A program that can mimic online flirtation and then extract personal information from its unsuspecting conversation partners is making the rounds in Russian chat forums, according to security software firm PC Tools.
The artificial intelligence of CyberLover’s automated chats is good enough that victims have a tough time distinguishing the “bot” from a real potential suitor, PC Tools said. The software can work quickly too, establishing up to 10 relationships in 30 minutes, PC Tools said. It compiles a report on every person it meets complete with name, contact information, and photos.
“As a tool that can be used by hackers to conduct identity fraud, CyberLover demonstrates an unprecedented level of social engineering,” PC Tools senior malware analyst Sergei Shevchenko said in a statement.
Among CyberLover’s creepy features is its ability to offer a range of different profiles from “romantic lover” to “sexual predator.” It can also lead victims to a “personal” Web site, which could be used to deliver malware, PC Tools said.
Combine software like this and a (hot) robot hardware platform and you would have the most powerful human intelligence tool in history. Sounds like a job for haptics!
Gibson has announced a guitar with a built-in self-tuning mechanism. Some have suggested that there is a problem with allowing people to skip learning how to tune a guitar before they play it, because tuning helps develop the ear. I think this is a valid concern, and readers of my papers would know I don’t think lowering the entry fee for musical instrumental interaction is, in itself, a “good thing.” At the same time, there are plenty of advantages offered by a self-tuning guitar that have nothing at all to do with ear training, such as avoiding the need to bring a capo to gigs, or to bring more than one guitar to a show for quickly playing two consecutive songs than require drastically different guitar tunings. (Besides, there are plenty of other excellent ways to train your ear.) Quick but accurate tuning changes will also surely be exploited in composition; tuning changes can be done in the middle of a piece, and the musical capabilities and quirkiness of the auto-tuner could even be used for some as-yet-unknown artistic end.

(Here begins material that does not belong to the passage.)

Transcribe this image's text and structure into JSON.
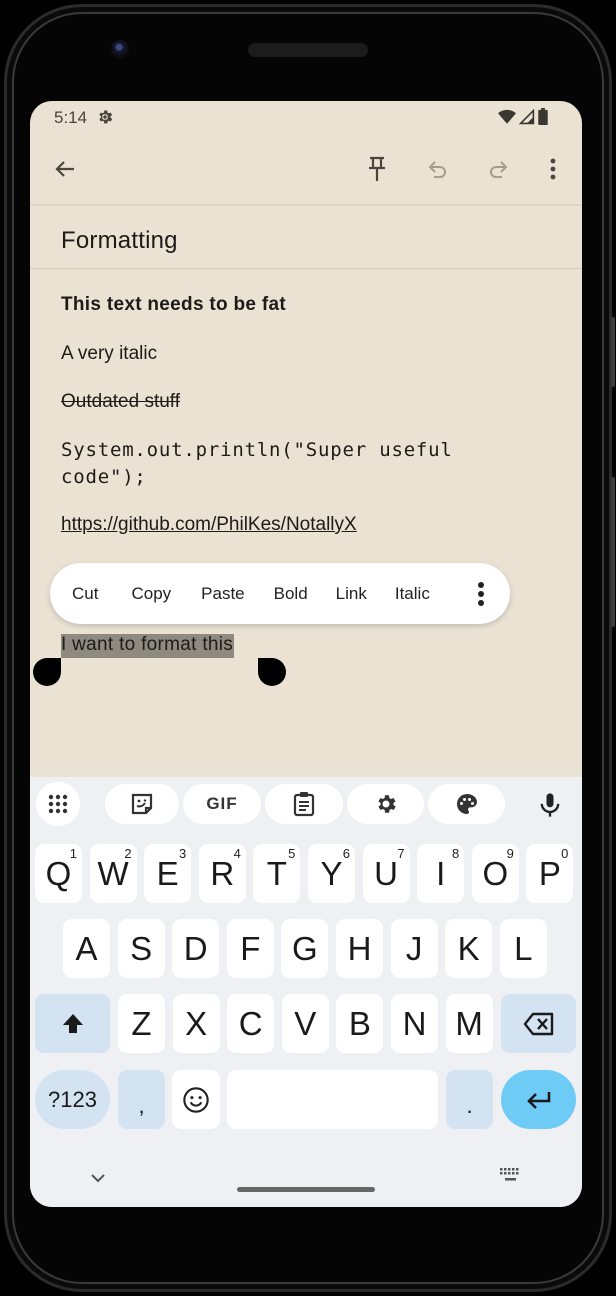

What I find especially interesting is how the words “world’s first robot guitar” are tossed around in this press release. First of all, it seems as if the word “robot” is being used vaguely to refer to the presence of a servo system. If this guitar is robotic, then so is my laptop for its ability to read and eject optical media. I think we’re going to see more of this, similar to the way “net” was overused in the nineties. We are entering a robo-sheik era where any product that can possibly justify doing so will be incorporating the word “robot” into its name.
As for the “world’s first” claim, someone should tell Gibson about TransPerformance, the company that has already been selling automatic tuner retrofits since 2005, as well as the dozens of other music technology projects that are based on guitar interaction and involve motors. It’s old, but anyone who hasn’t yet seen the League of Musical Urban Robots (LEMUR) video of the LEMUR Guitar Bot should check it out:

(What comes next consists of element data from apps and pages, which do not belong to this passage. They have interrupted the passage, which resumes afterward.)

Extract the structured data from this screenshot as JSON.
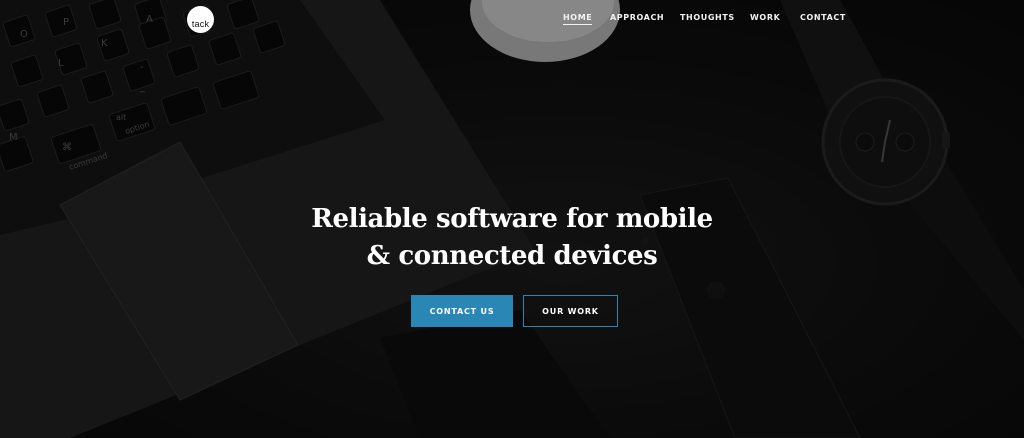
{
  "brand": {
    "logo_text": "tack"
  },
  "nav": {
    "items": [
      {
        "label": "HOME",
        "active": true
      },
      {
        "label": "APPROACH",
        "active": false
      },
      {
        "label": "THOUGHTS",
        "active": false
      },
      {
        "label": "WORK",
        "active": false
      },
      {
        "label": "CONTACT",
        "active": false
      }
    ]
  },
  "hero": {
    "headline_line1": "Reliable software for mobile",
    "headline_line2": "& connected devices",
    "cta_primary": "CONTACT US",
    "cta_secondary": "OUR WORK"
  },
  "background": {
    "keyboard_keys": [
      "O",
      "P",
      "A",
      "K",
      "L",
      "M",
      "⌘",
      "command",
      "alt",
      "option",
      "-",
      "_"
    ]
  },
  "colors": {
    "accent": "#2a86b5",
    "background": "#0c0c0c",
    "text": "#ffffff"
  }
}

It’s easier for me to accept calling the LEMUR Guitar Bot a “robot” than the Gibson self-tuner. What do you think?